Dr Andrea Mondoni
University of Pavia, Italy; email@example.com http://www.researchgate.net/profile/Andrea_Mondoni ORCID: orcid.org/0000-0002-4605-6304
Title: Seed ecology of alpine plants: from global patterns towards local functional traits.
The alpine biogeographic region is the only life zone on land with a global distribution. It covers four million km2 of the terrestrial surface and is inhabited by 4% of the global higher vascular flora, including many endemic species and other species with niche (micro) habitats. This extraordinary diversity makes the alpine life zone one of the most important regions for the preservation of biodiversity. However, alpine plants are one of the groups of species most sensitive to threats to ecosystems caused by land use and climate change. In this context, ex situ seed conservation might play an important role in safeguarding alpine species, though recent evidences highlighted that seed life span in storage of several alpine species will be problematic. Moreover, the large species and microhabitat diversity have resulted in a variety of germination and dormancy responses in alpine environments. This makes it difficult to define a common “alpine” germination strategy and further complicate the use of alpine seeds as propagating material, but provides an ideal context to assess changes in germination strategies related with the local environment and species distribution. Indeed, germination traits are thought to play an important role in promoting species coexistence within communities, though direct evidence of associations between germination niche and species ecological and/or geographic range are still limited. Investigations at (micro) habitat level may help to clarify germination patterns in alpine species, thereby adding insights into their functional significance in community ecology.

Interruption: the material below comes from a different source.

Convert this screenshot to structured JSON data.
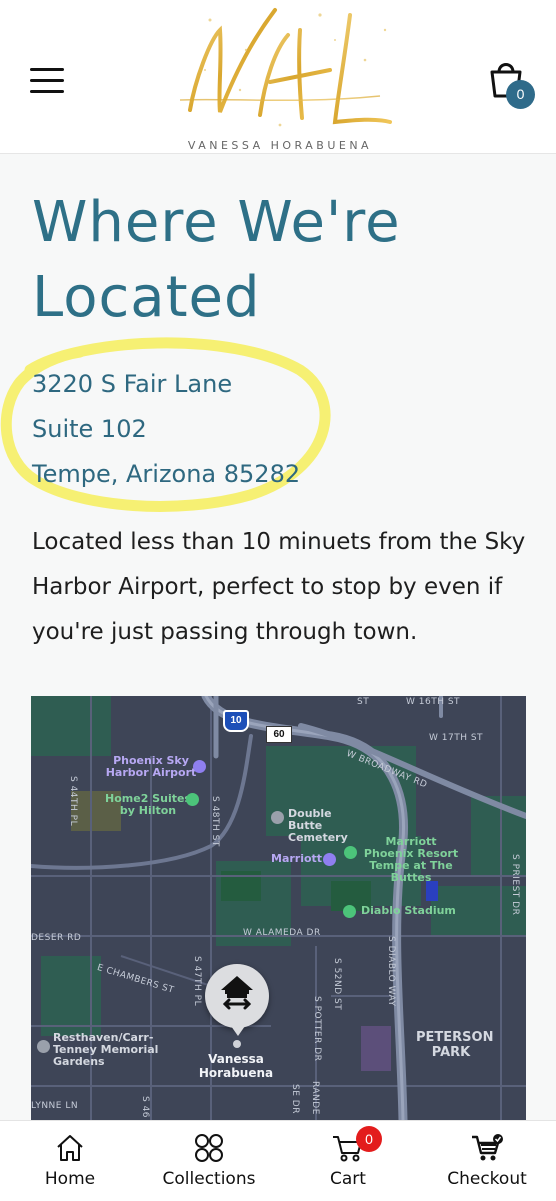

Biography: Andrea Mondoni is a plant ecologist and senior scientist at the Department of Earth and Environmental Science of the University of Pavia (Italy). He specialises in seed ecology, longevity and ex situ conservation in seed banks. He is the author of many papers in international peer-reviewed journals and is Associate editor of Seed Science and Technology. He has been involved in numerous international research projects, as either Principal Investigator (i.e. Marie Curie Research fellow - EU, FP VII 2007/2013), responsible of research unit (i.e. EU-FP VII NASSTEC), or participant (i.e. EU-FP IV ENSCONET; EU-FP V GLORIA; SHARE- EV-K2-CNR).